How to complete this task:
Please tally the lines below that contain the word "Edit" and reply with the total alone.

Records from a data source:
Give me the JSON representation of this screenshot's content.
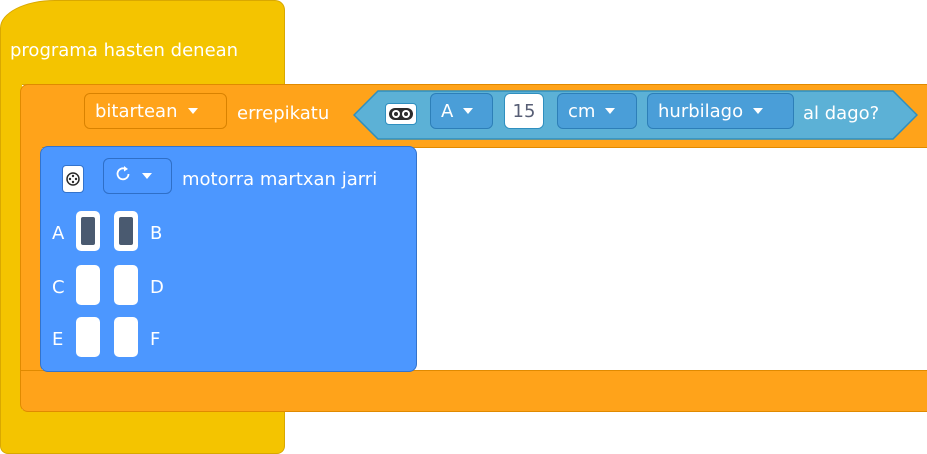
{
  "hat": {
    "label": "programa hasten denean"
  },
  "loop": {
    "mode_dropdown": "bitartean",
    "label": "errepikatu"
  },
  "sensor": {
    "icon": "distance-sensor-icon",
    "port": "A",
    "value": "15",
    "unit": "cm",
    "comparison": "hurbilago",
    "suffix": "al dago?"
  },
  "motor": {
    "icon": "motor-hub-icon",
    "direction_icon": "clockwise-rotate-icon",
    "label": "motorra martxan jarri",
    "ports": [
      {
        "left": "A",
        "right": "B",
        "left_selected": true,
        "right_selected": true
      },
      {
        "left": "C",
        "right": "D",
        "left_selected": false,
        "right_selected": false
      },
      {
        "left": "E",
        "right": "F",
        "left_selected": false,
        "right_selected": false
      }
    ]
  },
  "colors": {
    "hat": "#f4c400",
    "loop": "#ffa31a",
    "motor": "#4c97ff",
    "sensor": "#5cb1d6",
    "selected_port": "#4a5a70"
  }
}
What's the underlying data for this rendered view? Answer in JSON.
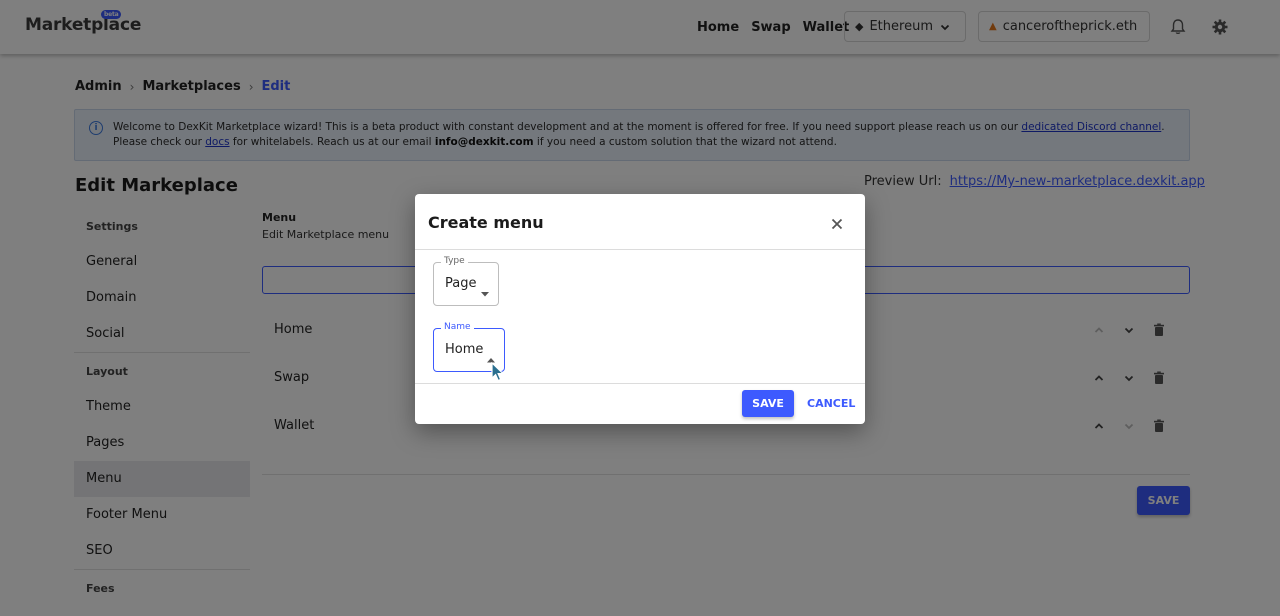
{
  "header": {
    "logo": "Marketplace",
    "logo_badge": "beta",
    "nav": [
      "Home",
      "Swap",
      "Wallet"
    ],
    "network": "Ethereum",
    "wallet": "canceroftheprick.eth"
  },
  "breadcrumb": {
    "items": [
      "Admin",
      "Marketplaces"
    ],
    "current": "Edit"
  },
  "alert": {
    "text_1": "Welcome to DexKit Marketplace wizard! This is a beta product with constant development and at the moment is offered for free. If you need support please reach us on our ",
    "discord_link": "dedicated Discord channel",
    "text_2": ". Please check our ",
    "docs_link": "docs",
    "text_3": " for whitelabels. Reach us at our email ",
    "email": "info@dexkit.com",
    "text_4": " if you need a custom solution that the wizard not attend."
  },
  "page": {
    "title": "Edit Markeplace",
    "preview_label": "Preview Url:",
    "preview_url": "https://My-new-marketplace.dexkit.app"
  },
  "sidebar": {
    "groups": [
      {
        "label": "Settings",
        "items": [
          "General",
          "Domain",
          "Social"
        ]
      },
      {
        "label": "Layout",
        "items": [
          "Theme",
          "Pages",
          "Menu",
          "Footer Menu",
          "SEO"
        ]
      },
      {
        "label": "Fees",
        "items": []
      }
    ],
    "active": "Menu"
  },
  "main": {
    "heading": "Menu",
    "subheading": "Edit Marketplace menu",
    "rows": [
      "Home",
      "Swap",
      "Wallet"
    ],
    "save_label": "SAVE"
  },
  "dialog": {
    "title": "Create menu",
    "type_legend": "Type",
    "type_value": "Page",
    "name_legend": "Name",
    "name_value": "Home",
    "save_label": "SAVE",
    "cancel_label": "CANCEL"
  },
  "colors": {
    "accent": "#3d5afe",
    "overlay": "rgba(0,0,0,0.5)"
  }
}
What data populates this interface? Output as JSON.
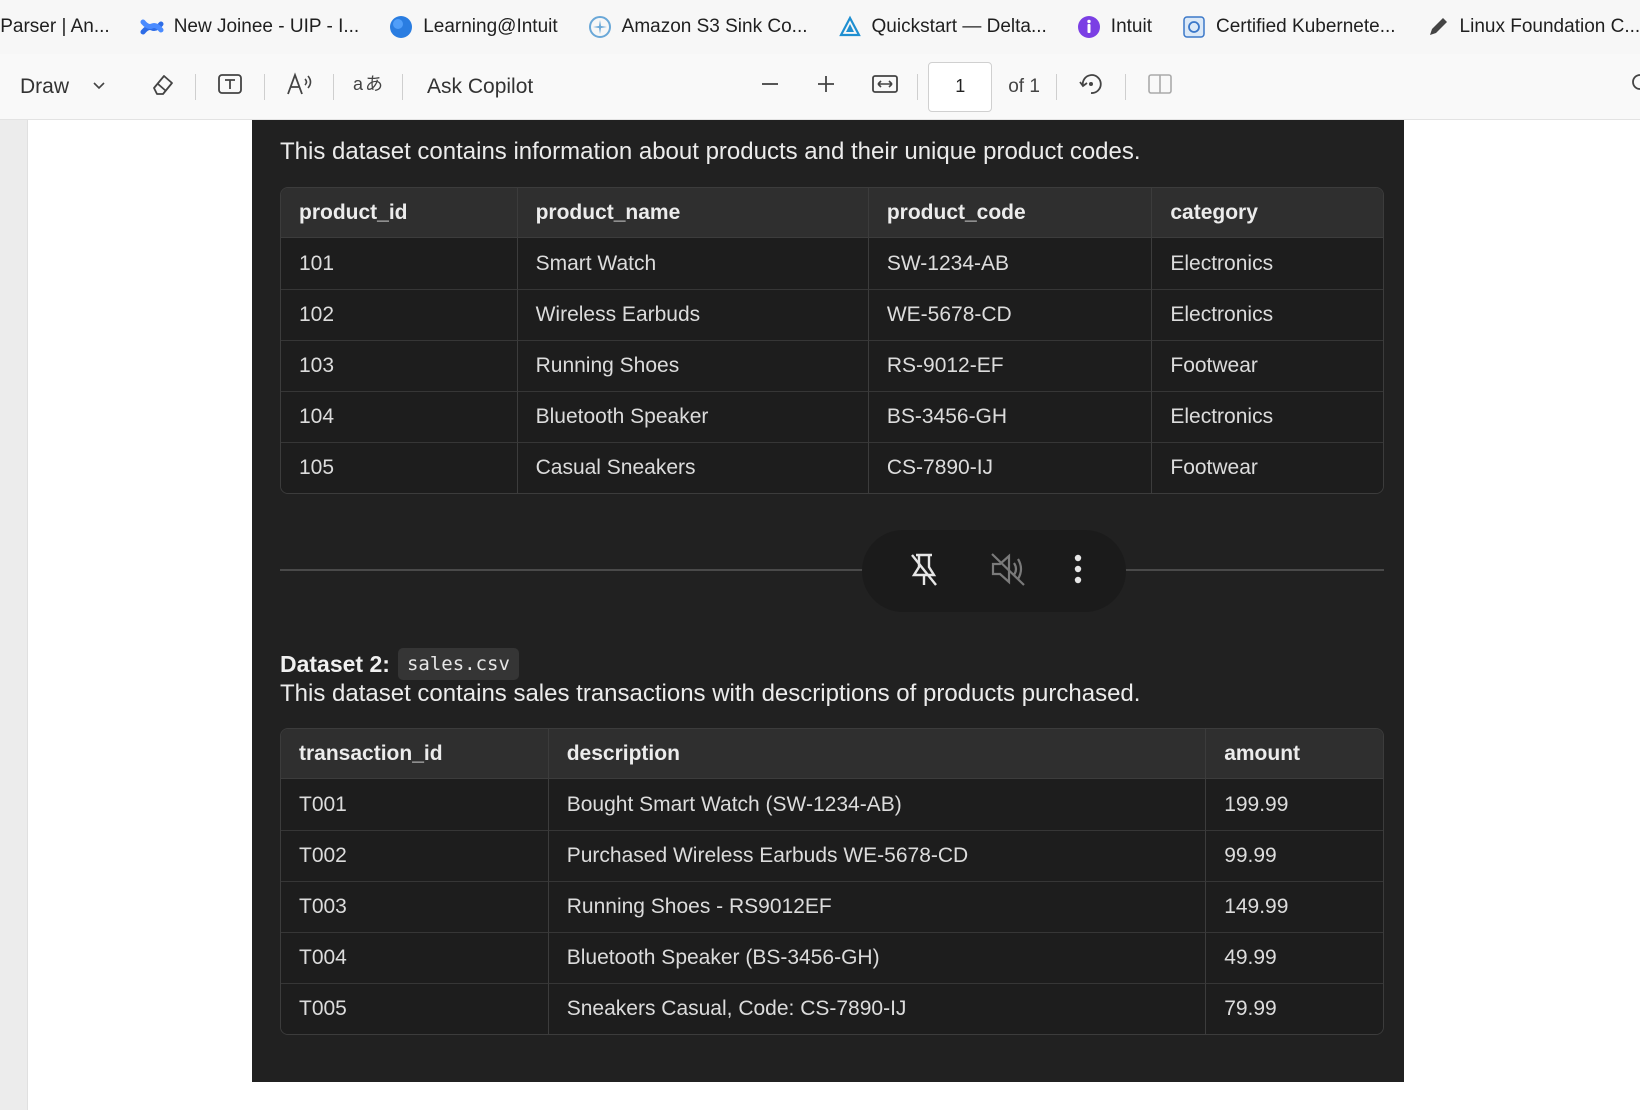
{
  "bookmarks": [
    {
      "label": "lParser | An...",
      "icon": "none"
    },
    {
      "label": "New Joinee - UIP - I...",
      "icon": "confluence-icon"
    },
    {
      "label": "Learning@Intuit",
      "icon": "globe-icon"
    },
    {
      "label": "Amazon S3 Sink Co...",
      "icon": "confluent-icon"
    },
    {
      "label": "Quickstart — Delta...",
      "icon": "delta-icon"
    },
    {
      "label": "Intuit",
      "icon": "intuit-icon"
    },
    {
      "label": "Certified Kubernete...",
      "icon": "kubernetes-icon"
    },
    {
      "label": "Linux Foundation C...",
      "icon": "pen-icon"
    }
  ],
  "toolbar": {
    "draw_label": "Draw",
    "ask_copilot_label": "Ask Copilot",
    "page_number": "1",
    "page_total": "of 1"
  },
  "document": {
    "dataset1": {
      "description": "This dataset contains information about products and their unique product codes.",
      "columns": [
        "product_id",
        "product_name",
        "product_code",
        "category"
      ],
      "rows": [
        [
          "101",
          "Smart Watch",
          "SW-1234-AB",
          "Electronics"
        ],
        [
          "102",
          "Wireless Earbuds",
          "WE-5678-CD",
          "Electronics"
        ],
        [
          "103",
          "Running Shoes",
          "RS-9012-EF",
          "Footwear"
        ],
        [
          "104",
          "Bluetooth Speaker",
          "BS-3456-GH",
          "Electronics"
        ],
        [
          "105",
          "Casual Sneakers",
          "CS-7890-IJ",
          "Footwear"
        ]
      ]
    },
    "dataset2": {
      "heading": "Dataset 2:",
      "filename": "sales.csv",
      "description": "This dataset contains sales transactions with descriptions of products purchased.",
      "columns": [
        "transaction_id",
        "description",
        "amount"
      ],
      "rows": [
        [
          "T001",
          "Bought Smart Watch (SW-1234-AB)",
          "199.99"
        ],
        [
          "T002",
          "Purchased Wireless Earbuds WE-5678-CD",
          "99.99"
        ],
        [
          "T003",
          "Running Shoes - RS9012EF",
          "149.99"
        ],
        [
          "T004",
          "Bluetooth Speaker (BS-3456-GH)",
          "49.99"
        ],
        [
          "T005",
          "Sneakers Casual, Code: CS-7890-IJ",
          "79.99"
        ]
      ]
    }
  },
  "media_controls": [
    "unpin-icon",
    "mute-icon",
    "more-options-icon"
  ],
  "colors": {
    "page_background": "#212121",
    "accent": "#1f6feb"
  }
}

Written response:
3